▽

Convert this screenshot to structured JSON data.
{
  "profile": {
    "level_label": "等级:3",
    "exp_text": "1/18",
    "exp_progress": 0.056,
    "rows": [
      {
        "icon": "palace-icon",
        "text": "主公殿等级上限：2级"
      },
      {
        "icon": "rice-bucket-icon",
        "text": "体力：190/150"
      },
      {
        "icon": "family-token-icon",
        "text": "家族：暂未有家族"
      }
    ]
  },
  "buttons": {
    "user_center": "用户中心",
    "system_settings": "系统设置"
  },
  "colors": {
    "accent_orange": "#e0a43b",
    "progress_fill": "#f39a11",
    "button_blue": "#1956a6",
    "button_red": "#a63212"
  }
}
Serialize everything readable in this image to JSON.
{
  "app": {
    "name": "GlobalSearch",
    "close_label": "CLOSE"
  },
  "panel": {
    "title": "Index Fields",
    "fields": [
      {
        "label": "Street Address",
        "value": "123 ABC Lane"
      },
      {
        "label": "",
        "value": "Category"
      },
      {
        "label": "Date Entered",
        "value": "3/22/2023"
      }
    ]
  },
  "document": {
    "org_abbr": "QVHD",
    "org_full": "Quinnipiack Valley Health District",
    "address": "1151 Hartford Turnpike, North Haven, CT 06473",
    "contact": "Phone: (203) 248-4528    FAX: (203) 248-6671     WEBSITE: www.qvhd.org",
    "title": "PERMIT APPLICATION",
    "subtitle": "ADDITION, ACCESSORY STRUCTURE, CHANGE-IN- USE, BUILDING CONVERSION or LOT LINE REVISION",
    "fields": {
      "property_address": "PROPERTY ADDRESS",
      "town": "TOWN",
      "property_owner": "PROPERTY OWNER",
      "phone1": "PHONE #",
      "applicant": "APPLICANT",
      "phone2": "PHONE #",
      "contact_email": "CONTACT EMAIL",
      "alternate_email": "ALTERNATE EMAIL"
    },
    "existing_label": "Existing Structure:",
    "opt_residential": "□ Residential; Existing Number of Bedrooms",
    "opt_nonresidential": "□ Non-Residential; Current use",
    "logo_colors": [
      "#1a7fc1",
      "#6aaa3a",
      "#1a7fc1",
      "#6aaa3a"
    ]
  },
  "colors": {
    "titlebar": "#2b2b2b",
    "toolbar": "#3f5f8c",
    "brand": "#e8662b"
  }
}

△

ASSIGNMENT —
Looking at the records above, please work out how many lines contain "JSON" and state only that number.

ANSWER FOR THIS EXERCISE —
2